# Data for processing
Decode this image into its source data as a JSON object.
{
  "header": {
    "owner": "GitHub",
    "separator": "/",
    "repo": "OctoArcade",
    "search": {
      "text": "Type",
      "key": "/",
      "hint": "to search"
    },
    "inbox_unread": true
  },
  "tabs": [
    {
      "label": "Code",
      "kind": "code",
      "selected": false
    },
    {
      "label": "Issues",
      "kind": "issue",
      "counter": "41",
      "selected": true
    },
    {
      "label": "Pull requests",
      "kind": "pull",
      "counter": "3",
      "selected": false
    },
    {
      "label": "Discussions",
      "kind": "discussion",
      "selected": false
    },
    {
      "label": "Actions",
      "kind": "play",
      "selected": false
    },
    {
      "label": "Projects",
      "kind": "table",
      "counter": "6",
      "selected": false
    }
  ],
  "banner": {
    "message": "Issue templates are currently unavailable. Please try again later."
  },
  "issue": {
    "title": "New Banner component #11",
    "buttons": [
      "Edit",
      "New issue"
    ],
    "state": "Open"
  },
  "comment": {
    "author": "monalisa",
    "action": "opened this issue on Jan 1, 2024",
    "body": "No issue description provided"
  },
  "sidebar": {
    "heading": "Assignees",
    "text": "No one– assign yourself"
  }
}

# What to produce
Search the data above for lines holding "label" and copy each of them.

# Solved exercise
      "label": "Code",
      "label": "Issues",
      "label": "Pull requests",
      "label": "Discussions",
      "label": "Actions",
      "label": "Projects",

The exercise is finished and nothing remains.